Well, if I were king (emperor would be better), I’d enact a WWII-equivalent GI Bill, which is, in terms of purchasing power, even beyond what Jim Webb’s bill would do. Tuition, room and board, fees, etc. for any institution one could be admitted to. I suspect you could recruit to 785,000 Army and the total post-VN Cold War strength of about 2.2 million active duty pretty easily with that. Sure a lot of troops would get out after one term to use the benefits, but I also have no doubt that enough would stay in to grow the NCO corps with at least as much quality as it has now. Besides, it would really shake up a lot of the elite institutions that former troops would then be able to attend — which might be its biggest benefit to the nation in the long run.
I’d fully fund (which would cost only $100-$200 million more a year, I think) Junior ROTC. Any high school that wants a unit — there are currently many hundreds on the waiting list, and the total number is capped at, I believe, 3,500 nationwide — should get one. One of the biggest factors in recruiting is just putting the idea into the student’s head that the military exists as an option, and there have been studies which show that JROTC cadets/midshipmen indeed go on to affiliate one way or another with the armed forces at high levels. Of course, there is much self-selection, but the option should be available to all who want it. I emphasize that I would in no way change the substance of the program one bit — no obligation resulting therefrom, not even any harder sell. I’d also create summer programs for JROTC that cadets/midshipmen could attend at government expense, again on a purely voluntary and optional basis.

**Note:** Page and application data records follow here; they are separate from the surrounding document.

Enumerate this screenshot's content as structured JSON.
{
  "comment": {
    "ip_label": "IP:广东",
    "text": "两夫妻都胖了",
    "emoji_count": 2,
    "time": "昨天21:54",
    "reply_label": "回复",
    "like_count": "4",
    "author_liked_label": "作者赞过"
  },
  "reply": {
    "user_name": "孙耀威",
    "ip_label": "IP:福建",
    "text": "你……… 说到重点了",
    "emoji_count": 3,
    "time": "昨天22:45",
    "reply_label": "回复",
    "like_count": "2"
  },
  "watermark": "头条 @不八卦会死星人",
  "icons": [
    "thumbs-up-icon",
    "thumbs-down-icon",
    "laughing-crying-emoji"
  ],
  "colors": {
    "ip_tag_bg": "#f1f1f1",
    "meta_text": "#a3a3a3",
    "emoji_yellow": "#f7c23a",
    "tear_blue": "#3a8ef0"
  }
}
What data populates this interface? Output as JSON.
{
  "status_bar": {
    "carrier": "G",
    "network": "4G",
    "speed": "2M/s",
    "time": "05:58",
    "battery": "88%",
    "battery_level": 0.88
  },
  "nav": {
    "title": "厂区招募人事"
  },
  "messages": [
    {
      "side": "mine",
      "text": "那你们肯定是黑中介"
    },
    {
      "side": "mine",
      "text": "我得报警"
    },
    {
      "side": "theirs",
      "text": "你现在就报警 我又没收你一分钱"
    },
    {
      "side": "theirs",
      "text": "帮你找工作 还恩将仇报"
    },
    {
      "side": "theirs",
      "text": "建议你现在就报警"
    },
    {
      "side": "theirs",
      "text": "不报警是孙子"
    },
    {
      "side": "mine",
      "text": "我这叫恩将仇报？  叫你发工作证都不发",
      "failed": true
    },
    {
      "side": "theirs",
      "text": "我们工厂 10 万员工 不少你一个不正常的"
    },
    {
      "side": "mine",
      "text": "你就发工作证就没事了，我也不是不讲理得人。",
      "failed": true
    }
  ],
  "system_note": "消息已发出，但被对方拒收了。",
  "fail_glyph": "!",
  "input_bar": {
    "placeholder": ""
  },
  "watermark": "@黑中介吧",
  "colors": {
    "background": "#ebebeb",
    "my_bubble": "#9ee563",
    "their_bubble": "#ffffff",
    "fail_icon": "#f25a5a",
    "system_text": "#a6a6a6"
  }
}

I’d create the equivalent of the 1920s and 1930s Citizens Military Training Camps, in which young — or fairly young people, ages say, 18-25, even 30, could receive one or two or even three months of paid military training in the summer months (on the assumption that most would indeed be students one way or another), with the aim of acquainting young people with military life, perhaps allowing successful completion of the courses, one or more over one or more summers, to count as basic training, result in a reserve enlistment if the individual is so inclined, or give a leg up if going on active duty.
Would all of this cost a lot of money? Well, yes, but well, no, not compared to one Zumwalt-class destroyer, or maybe two, or a couple of LCS’s, or a squadron of F-22s or F-35s-you get the picture. And we can easily afford all, and given the maelstrom in which we are living, I think we could swing it. But the services would have to stop treating recruiting as a distinct and compartmentalized area of their operations and realize that they have to be much more proactive in bringing their existence and messages to the nation as a whole. The Army might start by making the head of USAREC a four-star rather than a two-star.
I asked him to add what he might do for military spouses. He responded:
Regarding spouses, I really don’t have much to add to the programs that already exist — I think that fully funding and resourcing them is what is necessary now. What I think would make a difference for military families in general is adding to and broadening the already first-rate DoD child care system, which early childhood education experts unanimously agree is the best in the country, in particular, providing more opportunities for military families to have access to family day care homes on and off-base as well as to DoD’s very good day care centers. Full disclosure here: I am Chair of the Board of Directors of a 501C3 organization called Infant-Toddler Family Day Care of Northern Virginia, which is an umbrella organization providing management, administrative, financial, educational, credentialing, and quality-control for about 120 family day care providers caring for about 325 children in Northern Virginia; ITFDC has 16 regular employees in its headquarters in addition to the providers. So I have learned a lot in recent years about day care evaluation, ranking, and needs
I think that’s a pretty good statement. As the son of a former Navy sailor who used the GI Bill to get out of rural Utah and wound 10 years later up teaching at Harvard, I especially like the idea that an expanded GI bill would again make elite education affordable for many more vets.
What would you add?